# PROBLEM TO SOLVE
Go through the entries below and return every line that contains "true".

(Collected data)

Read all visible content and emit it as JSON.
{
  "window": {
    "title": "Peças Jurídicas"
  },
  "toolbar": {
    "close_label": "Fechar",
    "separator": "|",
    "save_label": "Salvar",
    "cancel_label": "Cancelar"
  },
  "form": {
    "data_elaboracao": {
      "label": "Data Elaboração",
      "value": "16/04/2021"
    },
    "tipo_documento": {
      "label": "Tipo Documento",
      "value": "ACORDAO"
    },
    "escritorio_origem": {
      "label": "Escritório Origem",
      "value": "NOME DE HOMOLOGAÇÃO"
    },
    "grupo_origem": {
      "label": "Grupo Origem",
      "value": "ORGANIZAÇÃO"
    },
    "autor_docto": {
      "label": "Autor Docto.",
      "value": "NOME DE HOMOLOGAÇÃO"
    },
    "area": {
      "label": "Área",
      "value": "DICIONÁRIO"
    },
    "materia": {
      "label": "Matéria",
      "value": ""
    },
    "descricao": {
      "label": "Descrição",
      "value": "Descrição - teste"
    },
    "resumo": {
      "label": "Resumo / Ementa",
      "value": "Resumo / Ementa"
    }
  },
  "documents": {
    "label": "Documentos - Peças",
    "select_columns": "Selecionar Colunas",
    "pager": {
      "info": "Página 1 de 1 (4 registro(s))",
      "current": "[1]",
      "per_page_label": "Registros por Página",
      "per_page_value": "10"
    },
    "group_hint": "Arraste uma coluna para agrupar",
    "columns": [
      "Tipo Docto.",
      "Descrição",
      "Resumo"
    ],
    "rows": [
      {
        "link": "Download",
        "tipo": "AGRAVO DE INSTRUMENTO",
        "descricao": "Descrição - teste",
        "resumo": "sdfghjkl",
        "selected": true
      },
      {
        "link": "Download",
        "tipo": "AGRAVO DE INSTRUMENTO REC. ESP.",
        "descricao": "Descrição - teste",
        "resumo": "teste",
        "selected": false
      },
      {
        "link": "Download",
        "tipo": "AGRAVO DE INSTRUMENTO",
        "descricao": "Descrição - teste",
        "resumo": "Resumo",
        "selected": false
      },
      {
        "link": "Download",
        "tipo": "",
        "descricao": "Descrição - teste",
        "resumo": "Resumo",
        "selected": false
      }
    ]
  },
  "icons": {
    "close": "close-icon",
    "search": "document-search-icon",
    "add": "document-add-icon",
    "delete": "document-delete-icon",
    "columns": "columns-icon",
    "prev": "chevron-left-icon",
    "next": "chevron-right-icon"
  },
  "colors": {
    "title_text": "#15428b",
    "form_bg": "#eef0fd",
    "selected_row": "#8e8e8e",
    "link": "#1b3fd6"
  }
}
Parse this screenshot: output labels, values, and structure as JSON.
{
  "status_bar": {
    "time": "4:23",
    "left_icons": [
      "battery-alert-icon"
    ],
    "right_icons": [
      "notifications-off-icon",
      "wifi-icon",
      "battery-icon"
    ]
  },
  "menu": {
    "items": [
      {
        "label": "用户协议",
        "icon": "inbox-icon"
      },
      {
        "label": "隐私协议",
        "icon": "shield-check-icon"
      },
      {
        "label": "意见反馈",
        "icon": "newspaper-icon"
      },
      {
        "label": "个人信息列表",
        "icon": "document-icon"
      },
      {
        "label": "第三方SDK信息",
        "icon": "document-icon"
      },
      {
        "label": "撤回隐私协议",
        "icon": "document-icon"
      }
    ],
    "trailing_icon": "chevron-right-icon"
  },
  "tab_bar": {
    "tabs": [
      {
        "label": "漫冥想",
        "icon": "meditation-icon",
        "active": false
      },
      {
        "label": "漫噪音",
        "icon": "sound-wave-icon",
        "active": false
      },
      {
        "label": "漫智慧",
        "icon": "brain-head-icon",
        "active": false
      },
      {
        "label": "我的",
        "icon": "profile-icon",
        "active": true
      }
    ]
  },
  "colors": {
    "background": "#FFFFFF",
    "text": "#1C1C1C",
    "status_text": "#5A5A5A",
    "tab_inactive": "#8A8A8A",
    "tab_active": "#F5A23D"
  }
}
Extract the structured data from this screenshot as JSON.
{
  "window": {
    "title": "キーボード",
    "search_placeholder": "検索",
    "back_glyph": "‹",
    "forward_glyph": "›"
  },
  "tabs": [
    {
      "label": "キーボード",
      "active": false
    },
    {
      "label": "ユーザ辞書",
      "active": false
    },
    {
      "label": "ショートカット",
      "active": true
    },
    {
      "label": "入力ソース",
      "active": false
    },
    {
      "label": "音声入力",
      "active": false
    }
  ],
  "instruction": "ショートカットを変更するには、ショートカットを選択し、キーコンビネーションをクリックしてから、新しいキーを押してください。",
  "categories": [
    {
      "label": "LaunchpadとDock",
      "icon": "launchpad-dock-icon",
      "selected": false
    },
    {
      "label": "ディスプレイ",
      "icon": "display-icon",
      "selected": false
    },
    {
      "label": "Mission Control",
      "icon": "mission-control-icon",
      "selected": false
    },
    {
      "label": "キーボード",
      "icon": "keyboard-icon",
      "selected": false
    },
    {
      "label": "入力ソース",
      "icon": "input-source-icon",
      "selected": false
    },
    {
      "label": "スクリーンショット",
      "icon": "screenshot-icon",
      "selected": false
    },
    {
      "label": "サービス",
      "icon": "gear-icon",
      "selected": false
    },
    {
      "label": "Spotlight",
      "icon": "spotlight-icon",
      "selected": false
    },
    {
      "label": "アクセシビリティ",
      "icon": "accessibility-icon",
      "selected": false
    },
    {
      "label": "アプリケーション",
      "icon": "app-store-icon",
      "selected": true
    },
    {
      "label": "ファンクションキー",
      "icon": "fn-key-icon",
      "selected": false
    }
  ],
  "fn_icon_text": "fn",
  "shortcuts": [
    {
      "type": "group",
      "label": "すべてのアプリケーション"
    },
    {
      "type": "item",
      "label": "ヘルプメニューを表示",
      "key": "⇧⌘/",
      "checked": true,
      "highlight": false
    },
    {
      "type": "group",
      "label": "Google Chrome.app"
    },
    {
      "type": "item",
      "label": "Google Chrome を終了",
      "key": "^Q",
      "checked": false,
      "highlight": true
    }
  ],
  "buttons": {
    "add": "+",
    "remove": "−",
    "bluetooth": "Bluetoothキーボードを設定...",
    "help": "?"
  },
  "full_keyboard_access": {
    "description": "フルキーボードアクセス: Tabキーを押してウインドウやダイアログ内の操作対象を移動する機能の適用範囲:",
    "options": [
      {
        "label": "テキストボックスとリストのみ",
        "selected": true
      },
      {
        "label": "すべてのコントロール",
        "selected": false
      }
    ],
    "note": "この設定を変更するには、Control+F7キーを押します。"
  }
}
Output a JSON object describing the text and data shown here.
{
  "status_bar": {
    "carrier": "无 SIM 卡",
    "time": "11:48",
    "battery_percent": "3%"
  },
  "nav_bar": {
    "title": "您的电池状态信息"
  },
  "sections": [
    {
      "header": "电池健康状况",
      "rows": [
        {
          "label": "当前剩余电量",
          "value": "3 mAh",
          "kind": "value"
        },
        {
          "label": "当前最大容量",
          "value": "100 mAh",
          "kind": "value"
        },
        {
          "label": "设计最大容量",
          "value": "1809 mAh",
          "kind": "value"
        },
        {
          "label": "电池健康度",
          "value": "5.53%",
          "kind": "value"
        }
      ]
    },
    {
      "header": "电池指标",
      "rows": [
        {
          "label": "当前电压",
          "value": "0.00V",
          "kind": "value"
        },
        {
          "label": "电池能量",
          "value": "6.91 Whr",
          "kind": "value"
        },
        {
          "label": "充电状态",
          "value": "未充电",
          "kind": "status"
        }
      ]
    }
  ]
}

# ANSWER FOR THIS EXERCISE
        "selected": true
        "active": true
      "active": true
      "selected": true
      "checked": true,
      "highlight": true
        "selected": true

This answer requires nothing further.